SBEE Seminar Series: Judd B. Kessler

Date: 
Mon, 10/28/2019 - 11:30am to 1:00pm

Ehrlicher Room, 3100 North Quad

The Social, Behavioral and Experimental Economics lecture series is sponsored by the School of Information, the Ross School of Business and the Department of Economics. Speakers from U.S. and international universities present their research at weekly seminars during the 2019-2020 academic year.

Note: SBEE Seminars take place from 11:45 am to 12:45 pm. 

Equity Concerns are Narrowly Framed 

Abstract 

We show that individuals narrowly bracket their equity concerns. Across six experiments including 2,360 subjects, individuals equalize components of payoffs rather than overall payoffs.

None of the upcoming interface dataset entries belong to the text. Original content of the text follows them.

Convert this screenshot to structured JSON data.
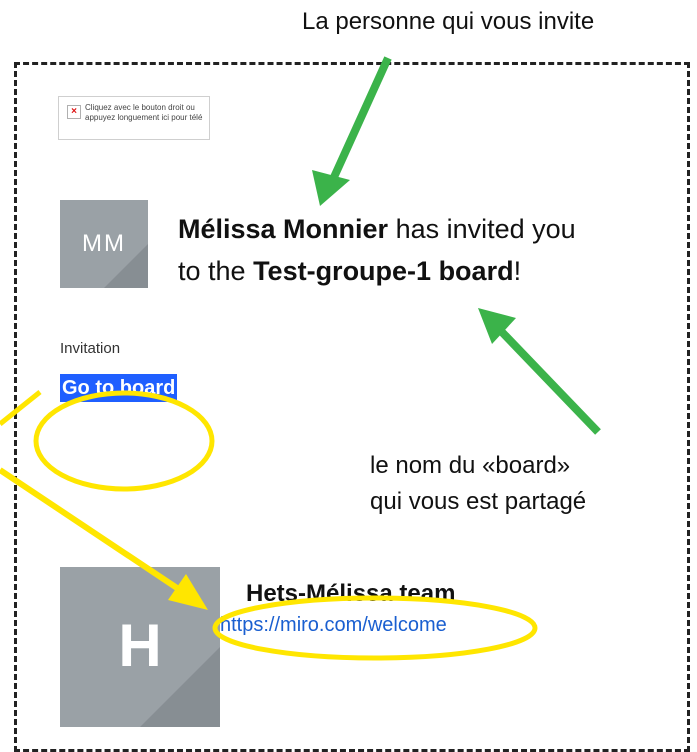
{
  "annotations": {
    "inviter_caption": "La personne qui vous invite",
    "board_caption_line1": "le nom du «board»",
    "board_caption_line2": "qui vous est partagé"
  },
  "email": {
    "broken_image_text": "Cliquez avec le bouton droit ou appuyez longuement ici pour télé",
    "inviter_avatar_initials": "MM",
    "inviter_name": "Mélissa Monnier",
    "invite_text_1": " has invited you",
    "invite_text_2": "to the ",
    "board_name": "Test-groupe-1 board",
    "invite_text_end": "!",
    "invitation_label": "Invitation",
    "go_to_board_label": "Go to board",
    "team_avatar_initial": "H",
    "team_name": "Hets-Mélissa team",
    "team_link": "https://miro.com/welcome"
  },
  "colors": {
    "arrow_green": "#3bb34a",
    "highlight_yellow": "#ffe600",
    "link_blue": "#1a5fd0"
  }
}
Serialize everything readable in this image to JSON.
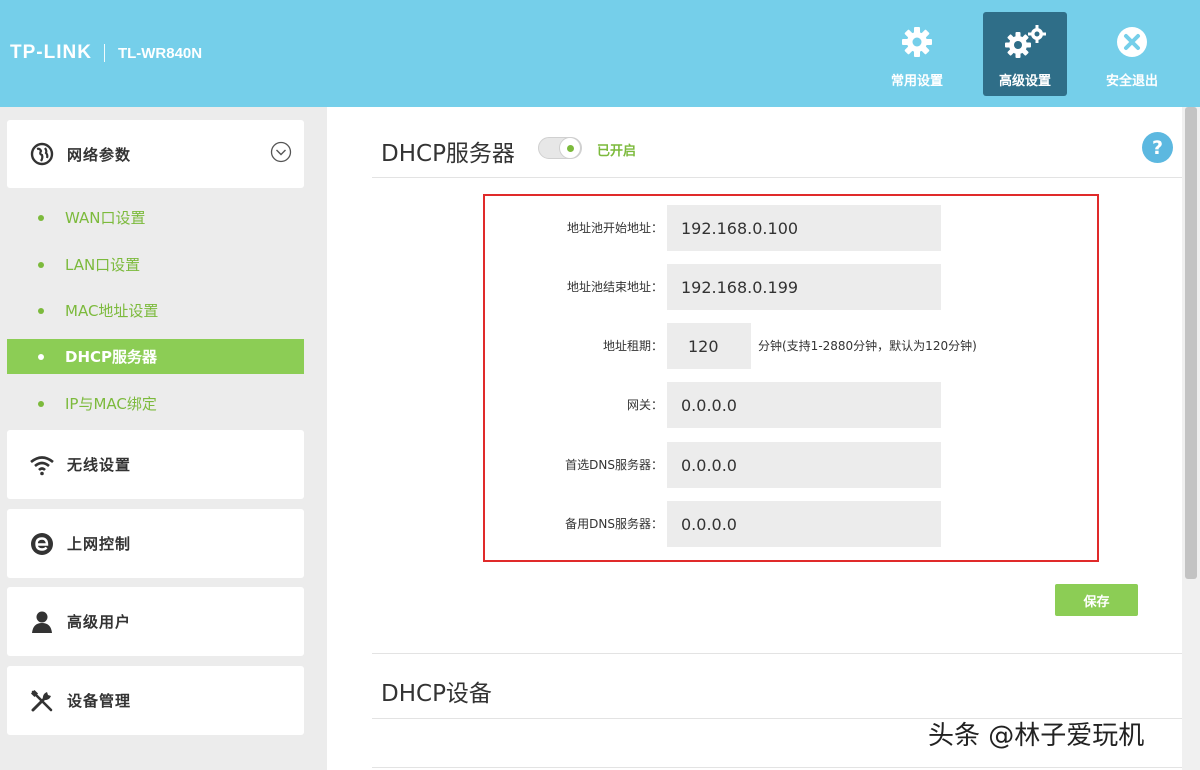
{
  "header": {
    "brand": "TP-LINK",
    "model": "TL-WR840N",
    "buttons": [
      {
        "label": "常用设置",
        "icon": "gear-icon"
      },
      {
        "label": "高级设置",
        "icon": "gears-icon",
        "active": true
      },
      {
        "label": "安全退出",
        "icon": "close-circle-icon"
      }
    ]
  },
  "sidebar": {
    "network": {
      "label": "网络参数",
      "icon": "globe-icon",
      "expanded": true
    },
    "sub_items": [
      {
        "label": "WAN口设置",
        "active": false
      },
      {
        "label": "LAN口设置",
        "active": false
      },
      {
        "label": "MAC地址设置",
        "active": false
      },
      {
        "label": "DHCP服务器",
        "active": true
      },
      {
        "label": "IP与MAC绑定",
        "active": false
      }
    ],
    "cards": [
      {
        "label": "无线设置",
        "icon": "wifi-icon"
      },
      {
        "label": "上网控制",
        "icon": "internet-e-icon"
      },
      {
        "label": "高级用户",
        "icon": "user-icon"
      },
      {
        "label": "设备管理",
        "icon": "tools-icon"
      }
    ]
  },
  "main": {
    "dhcp_title": "DHCP服务器",
    "toggle_status": "已开启",
    "help": "?",
    "fields": {
      "pool_start": {
        "label": "地址池开始地址：",
        "value": "192.168.0.100"
      },
      "pool_end": {
        "label": "地址池结束地址：",
        "value": "192.168.0.199"
      },
      "lease": {
        "label": "地址租期：",
        "value": "120",
        "note": "分钟(支持1-2880分钟，默认为120分钟)"
      },
      "gateway": {
        "label": "网关：",
        "value": "0.0.0.0"
      },
      "dns_primary": {
        "label": "首选DNS服务器：",
        "value": "0.0.0.0"
      },
      "dns_secondary": {
        "label": "备用DNS服务器：",
        "value": "0.0.0.0"
      }
    },
    "save_label": "保存",
    "devices_title": "DHCP设备"
  },
  "watermark": "头条 @林子爱玩机",
  "colors": {
    "header": "#75cfea",
    "accent_green": "#8ccd55",
    "text_green": "#7cba3c",
    "highlight_red": "#e02a2a",
    "help_blue": "#5cb8e0"
  }
}
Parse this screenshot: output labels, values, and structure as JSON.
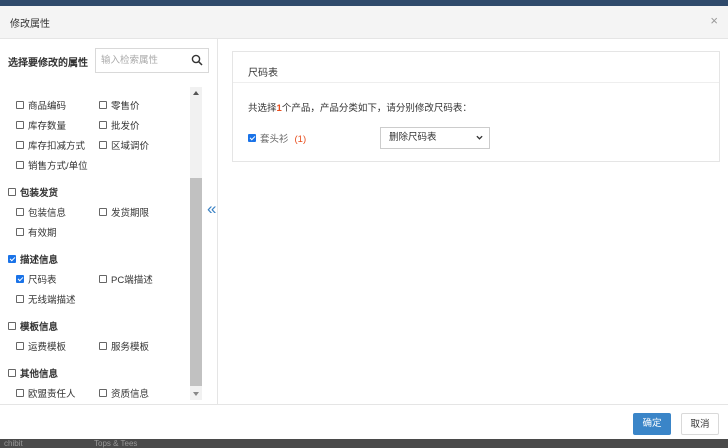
{
  "dialog": {
    "title": "修改属性",
    "close_glyph": "×"
  },
  "left": {
    "title": "选择要修改的属性",
    "search_placeholder": "输入检索属性"
  },
  "groups": [
    {
      "items": [
        {
          "label": "商品编码",
          "checked": false
        },
        {
          "label": "零售价",
          "checked": false
        },
        {
          "label": "库存数量",
          "checked": false
        },
        {
          "label": "批发价",
          "checked": false
        },
        {
          "label": "库存扣减方式",
          "checked": false
        },
        {
          "label": "区域调价",
          "checked": false
        },
        {
          "label": "销售方式/单位",
          "checked": false
        }
      ]
    },
    {
      "header": {
        "label": "包装发货",
        "checked": false
      },
      "items": [
        {
          "label": "包装信息",
          "checked": false
        },
        {
          "label": "发货期限",
          "checked": false
        },
        {
          "label": "有效期",
          "checked": false
        }
      ]
    },
    {
      "header": {
        "label": "描述信息",
        "checked": true
      },
      "items": [
        {
          "label": "尺码表",
          "checked": true
        },
        {
          "label": "PC端描述",
          "checked": false
        },
        {
          "label": "无线端描述",
          "checked": false
        }
      ]
    },
    {
      "header": {
        "label": "模板信息",
        "checked": false
      },
      "items": [
        {
          "label": "运费模板",
          "checked": false
        },
        {
          "label": "服务模板",
          "checked": false
        }
      ]
    },
    {
      "header": {
        "label": "其他信息",
        "checked": false
      },
      "items": [
        {
          "label": "欧盟责任人",
          "checked": false
        },
        {
          "label": "资质信息",
          "checked": false
        }
      ]
    }
  ],
  "collapse_glyph": "«",
  "right": {
    "title": "尺码表",
    "desc_prefix": "共选择",
    "desc_count": "1",
    "desc_suffix": "个产品，产品分类如下，请分别修改尺码表：",
    "product": {
      "label": "套头衫",
      "count": "(1)",
      "checked": true
    },
    "select_value": "删除尺码表"
  },
  "footer": {
    "ok_label": "确定",
    "cancel_label": "取消"
  },
  "background": {
    "left_text": "chibit",
    "mid_text": "Tops & Tees"
  },
  "colors": {
    "accent": "#3a85c8",
    "count": "#e84d1c",
    "checkbox": "#1a73e8"
  }
}
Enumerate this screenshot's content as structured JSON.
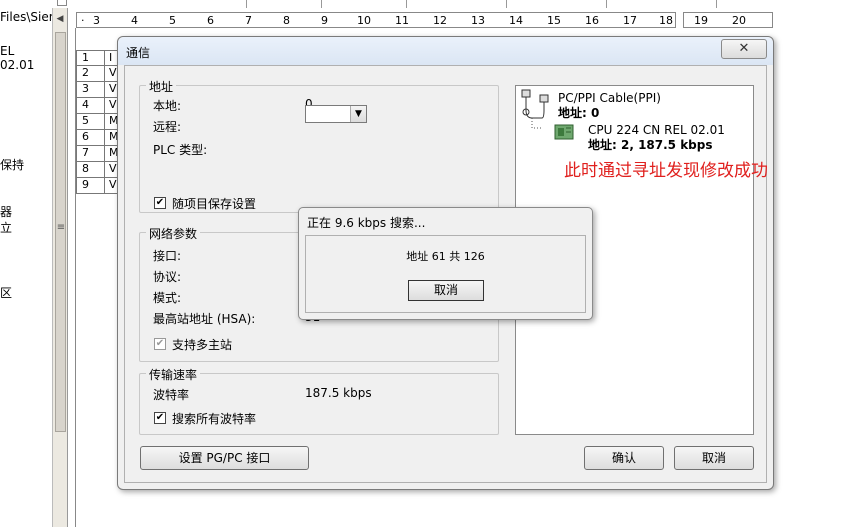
{
  "background": {
    "path_fragment": "Files\\Siem",
    "side_labels": [
      "EL 02.01",
      "保持",
      "器",
      "立",
      "区"
    ],
    "ruler_numbers": [
      "3",
      "4",
      "5",
      "6",
      "7",
      "8",
      "9",
      "10",
      "11",
      "12",
      "13",
      "14",
      "15",
      "16",
      "17",
      "18"
    ],
    "ruler_numbers_right": [
      "19",
      "20"
    ],
    "table_rows": [
      {
        "num": "1",
        "ch": "I"
      },
      {
        "num": "2",
        "ch": "V"
      },
      {
        "num": "3",
        "ch": "V"
      },
      {
        "num": "4",
        "ch": "V"
      },
      {
        "num": "5",
        "ch": "M"
      },
      {
        "num": "6",
        "ch": "M"
      },
      {
        "num": "7",
        "ch": "M"
      },
      {
        "num": "8",
        "ch": "V"
      },
      {
        "num": "9",
        "ch": "V"
      }
    ]
  },
  "dialog": {
    "title": "通信",
    "close_glyph": "✕",
    "address_group": {
      "legend": "地址",
      "local_label": "本地:",
      "local_value": "0",
      "remote_label": "远程:",
      "plc_type_label": "PLC 类型:",
      "save_with_project_label": "随项目保存设置",
      "save_with_project_checked": true
    },
    "network_group": {
      "legend": "网络参数",
      "interface_label": "接口:",
      "protocol_label": "协议:",
      "mode_label": "模式:",
      "hsa_label": "最高站地址 (HSA):",
      "hsa_value": "31",
      "multi_master_label": "支持多主站",
      "multi_master_checked": true
    },
    "rate_group": {
      "legend": "传输速率",
      "baud_label": "波特率",
      "baud_value": "187.5 kbps",
      "search_all_label": "搜索所有波特率",
      "search_all_checked": true
    },
    "tree": {
      "cable_label": "PC/PPI Cable(PPI)",
      "cable_address": "地址: 0",
      "cpu_label": "CPU 224 CN REL 02.01",
      "cpu_address": "地址: 2, 187.5 kbps"
    },
    "annotation": "此时通过寻址发现修改成功",
    "setup_button": "设置 PG/PC 接口",
    "ok_button": "确认",
    "cancel_button": "取消"
  },
  "search_popup": {
    "title": "正在 9.6 kbps 搜索...",
    "message": "地址 61 共 126",
    "cancel_button": "取消"
  },
  "colors": {
    "annotation": "#e0201e",
    "dialog_bg": "#f0f0f0",
    "titlebar": "#dbe6f4"
  }
}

When earnings are comprised of “small tokens” worth 1 cent and “large tokens” worth 2 cents, subjects frequently equalize the distribution of small (or large) tokens rather than equalizing total earnings. When payoffs are comprised of time and money, subjects similarly equalize the distribution of time (or money) rather than total payoffs. In addition, subjects are more likely to equalize time than money. These findings can help explain a variety of behavioral phenomena including the structure of social insurance programs, patterns of public good provision, and why transactions that turn money into time are often deemed repugnant. 

Speaker Bio

Professor Judd B. Kessler received a B.A. in Economics from Harvard University in 2004, an M.Phil. in Economics from Cambridge University in 2005, and his Ph.D. in Business Economics from Harvard University in 2011. In his research, Kessler uses a combination of laboratory and field experiments to answer questions in Public Economics, Behavioral Economics, and Market Design. He investigates the economic and psychological forces that motivate individuals to contribute to public goods inside and outside the workplace, with applications including organ donation, worker effort, and charitable giving. He also investigates market design innovations, placing particular emphasis on bringing market design from theory to practice, with applications including course allocation and priority systems for organ allocation. His research has appeared in general interest journals including the American Economic Review, the Quarterly Journal of Economics, the Proceedings of the National Academy of Sciences, and Management Science. In 2012, Kessler was named one of Forbes Magazine’s “30 under 30” in Law and Policy.